--- Work required ---
Repeat the data below in full. Pictures must not be part of the copy.

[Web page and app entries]
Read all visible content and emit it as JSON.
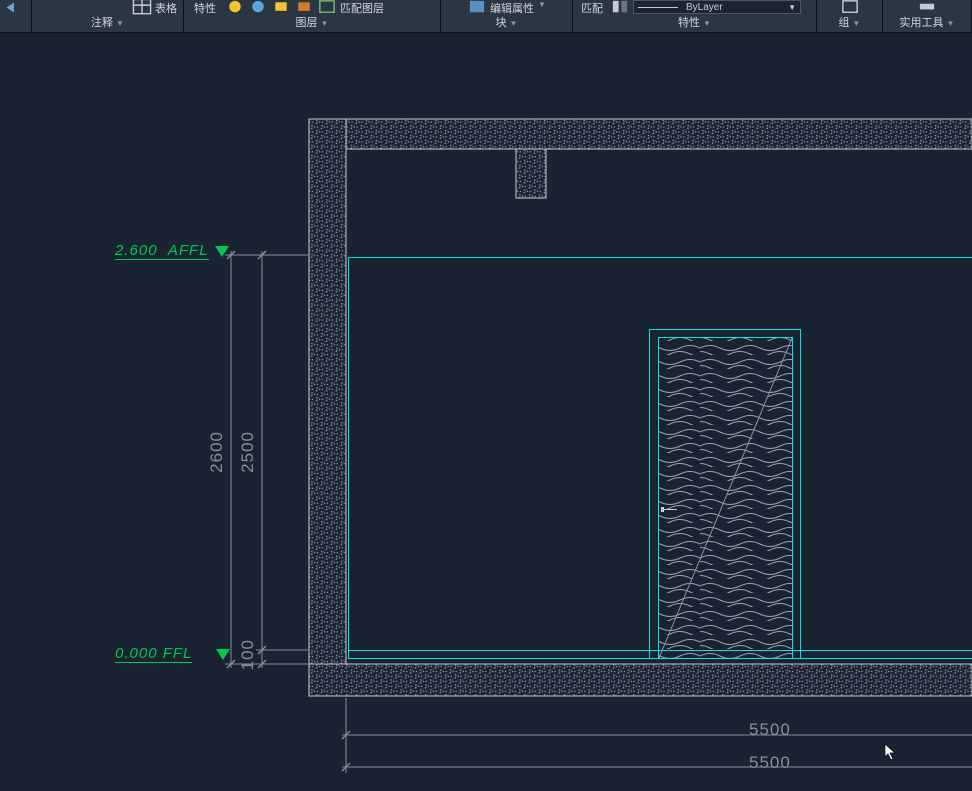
{
  "ribbon": {
    "panels": [
      {
        "id": "history",
        "title": "",
        "label_a": "",
        "label_b": ""
      },
      {
        "id": "annotate",
        "title": "注释",
        "label_a": "",
        "label_b": "表格"
      },
      {
        "id": "layers",
        "title": "图层",
        "label_a": "特性",
        "label_b": ""
      },
      {
        "id": "block",
        "title": "块",
        "label_a": "编辑属性",
        "label_b": ""
      },
      {
        "id": "properties",
        "title": "特性",
        "label_a": "匹配",
        "select": "ByLayer"
      },
      {
        "id": "group",
        "title": "组"
      },
      {
        "id": "utilities",
        "title": "实用工具"
      }
    ]
  },
  "drawing": {
    "ffl_top": {
      "level": "2.600",
      "label": "AFFL"
    },
    "ffl_bottom": {
      "level": "0.000",
      "label": "FFL"
    },
    "dim_2600": "2600",
    "dim_2500": "2500",
    "dim_100": "100",
    "dim_5500a": "5500",
    "dim_5500b": "5500"
  }
}
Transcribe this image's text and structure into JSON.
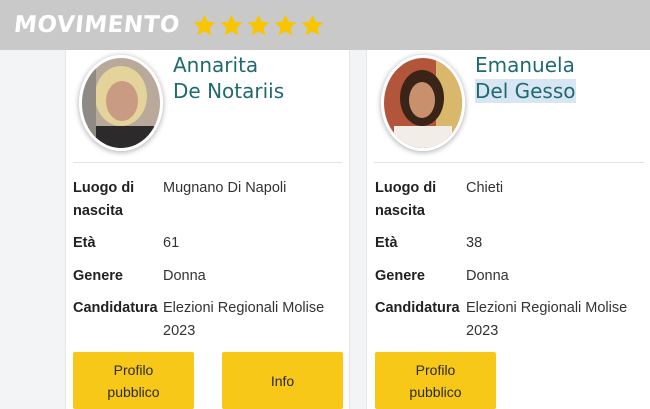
{
  "header": {
    "logo_text": "MOVIMENTO",
    "stars": [
      "star-icon",
      "star-icon",
      "star-icon",
      "star-icon",
      "star-icon"
    ],
    "bar_color": "#c9c9c9",
    "star_color": "#f7c600"
  },
  "candidates": [
    {
      "first_name": "Annarita",
      "last_name": "De Notariis",
      "fields": {
        "birthplace_label_1": "Luogo di",
        "birthplace_label_2": "nascita",
        "birthplace_value": "Mugnano Di Napoli",
        "age_label": "Età",
        "age_value": "61",
        "gender_label": "Genere",
        "gender_value": "Donna",
        "candidacy_label": "Candidatura",
        "candidacy_value_1": "Elezioni Regionali Molise",
        "candidacy_value_2": "2023"
      },
      "buttons": {
        "profile_1": "Profilo",
        "profile_2": "pubblico",
        "info": "Info"
      }
    },
    {
      "first_name": "Emanuela",
      "last_name": "Del Gesso",
      "fields": {
        "birthplace_label_1": "Luogo di",
        "birthplace_label_2": "nascita",
        "birthplace_value": "Chieti",
        "age_label": "Età",
        "age_value": "38",
        "gender_label": "Genere",
        "gender_value": "Donna",
        "candidacy_label": "Candidatura",
        "candidacy_value_1": "Elezioni Regionali Molise",
        "candidacy_value_2": "2023"
      },
      "buttons": {
        "profile_1": "Profilo",
        "profile_2": "pubblico"
      }
    }
  ],
  "colors": {
    "name": "#1f6a70",
    "button": "#f7c817",
    "selection_highlight": "#d8e6f4"
  }
}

--- Exercise answer ---
Read all visible content and emit it as JSON.
{
  "ribbon": {
    "panels": [
      {
        "id": "history",
        "title": "",
        "label_a": "",
        "label_b": ""
      },
      {
        "id": "annotate",
        "title": "注释",
        "label_a": "",
        "label_b": "表格"
      },
      {
        "id": "layers",
        "title": "图层",
        "label_a": "特性",
        "label_b": ""
      },
      {
        "id": "block",
        "title": "块",
        "label_a": "编辑属性",
        "label_b": ""
      },
      {
        "id": "properties",
        "title": "特性",
        "label_a": "匹配",
        "select": "ByLayer"
      },
      {
        "id": "group",
        "title": "组"
      },
      {
        "id": "utilities",
        "title": "实用工具"
      }
    ]
  },
  "drawing": {
    "ffl_top": {
      "level": "2.600",
      "label": "AFFL"
    },
    "ffl_bottom": {
      "level": "0.000",
      "label": "FFL"
    },
    "dim_2600": "2600",
    "dim_2500": "2500",
    "dim_100": "100",
    "dim_5500a": "5500",
    "dim_5500b": "5500"
  }
}
Transcribe this image's text and structure into JSON.
{
  "header": {
    "logo_text": "MOVIMENTO",
    "stars": [
      "star-icon",
      "star-icon",
      "star-icon",
      "star-icon",
      "star-icon"
    ],
    "bar_color": "#c9c9c9",
    "star_color": "#f7c600"
  },
  "candidates": [
    {
      "first_name": "Annarita",
      "last_name": "De Notariis",
      "fields": {
        "birthplace_label_1": "Luogo di",
        "birthplace_label_2": "nascita",
        "birthplace_value": "Mugnano Di Napoli",
        "age_label": "Età",
        "age_value": "61",
        "gender_label": "Genere",
        "gender_value": "Donna",
        "candidacy_label": "Candidatura",
        "candidacy_value_1": "Elezioni Regionali Molise",
        "candidacy_value_2": "2023"
      },
      "buttons": {
        "profile_1": "Profilo",
        "profile_2": "pubblico",
        "info": "Info"
      }
    },
    {
      "first_name": "Emanuela",
      "last_name": "Del Gesso",
      "fields": {
        "birthplace_label_1": "Luogo di",
        "birthplace_label_2": "nascita",
        "birthplace_value": "Chieti",
        "age_label": "Età",
        "age_value": "38",
        "gender_label": "Genere",
        "gender_value": "Donna",
        "candidacy_label": "Candidatura",
        "candidacy_value_1": "Elezioni Regionali Molise",
        "candidacy_value_2": "2023"
      },
      "buttons": {
        "profile_1": "Profilo",
        "profile_2": "pubblico"
      }
    }
  ],
  "colors": {
    "name": "#1f6a70",
    "button": "#f7c817",
    "selection_highlight": "#d8e6f4"
  }
}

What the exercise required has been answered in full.